For these reasons, we are committed to improving our water management processes so that we can maintain consistent and high-quality production well into the future. We strive to improve in many ways. We drive operational efficiency in all of our direct operations with rigorous measurement processes and new technologies. We work with local water utilities in several basins to improve management capacity, thus allowing the whole basin to get more out of available water supplies. In the Water-intensity metrics may not be useful or appropriate for all companies and industry sectors. Water-intensity metrics may not be useful or appropriate for all companies and industry sectors.
|Percentage of withdrawals located in water-stressed areas||45%||50%||48%|
|Percent of facilities with a water-related compliance violation||15%||15%||5%|
|Percent of facilities consistently implementing tertiary wastewater treatment||60%||64%||78%|
|Average water intensity in water-stressed areas||6.3 ML/ML||5.9 ML/ML||4.3 ML/ML|
In the last three years, though the volume of water withdrawn in water-stressed regions has remained relatively stable, we have made significant strides in improving water intensity in these areas. We have been able to use roughly the same amount of water each year despite substantial increases in production volume. Furthermore, though we had four regulatory compliance violations in 2013 (two of which occurred at our facility in Phnom Penh, Cambodia), in 2014 only one of our twenty facilities had a compliance violation after implementing more thorough companywide monitoring policies and practices.
We have used our internal knowledge to better understand which of our operations are located in water-stressed areas (and therefore may be higher water management priorities). These operations are located in:
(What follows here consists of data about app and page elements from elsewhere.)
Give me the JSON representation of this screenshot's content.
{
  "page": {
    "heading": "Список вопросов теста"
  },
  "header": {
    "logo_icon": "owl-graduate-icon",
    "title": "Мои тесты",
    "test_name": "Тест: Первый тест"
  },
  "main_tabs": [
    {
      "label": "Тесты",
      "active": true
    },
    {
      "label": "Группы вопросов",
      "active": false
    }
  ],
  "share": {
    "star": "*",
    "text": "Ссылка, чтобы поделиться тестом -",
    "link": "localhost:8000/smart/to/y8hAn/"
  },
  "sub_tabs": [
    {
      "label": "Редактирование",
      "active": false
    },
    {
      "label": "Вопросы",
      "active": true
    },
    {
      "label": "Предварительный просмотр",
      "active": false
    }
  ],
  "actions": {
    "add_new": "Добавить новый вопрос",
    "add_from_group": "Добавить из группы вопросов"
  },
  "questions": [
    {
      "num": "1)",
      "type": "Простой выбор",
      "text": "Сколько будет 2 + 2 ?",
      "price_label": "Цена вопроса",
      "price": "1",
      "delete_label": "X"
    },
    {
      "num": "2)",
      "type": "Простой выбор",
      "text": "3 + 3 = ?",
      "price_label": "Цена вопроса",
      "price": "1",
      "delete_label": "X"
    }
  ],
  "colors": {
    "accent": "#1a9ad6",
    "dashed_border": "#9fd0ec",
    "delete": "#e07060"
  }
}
- Santiago basin (Chile)
- Murray-Darling basin (Australia)
- San Joaquin basin (United States)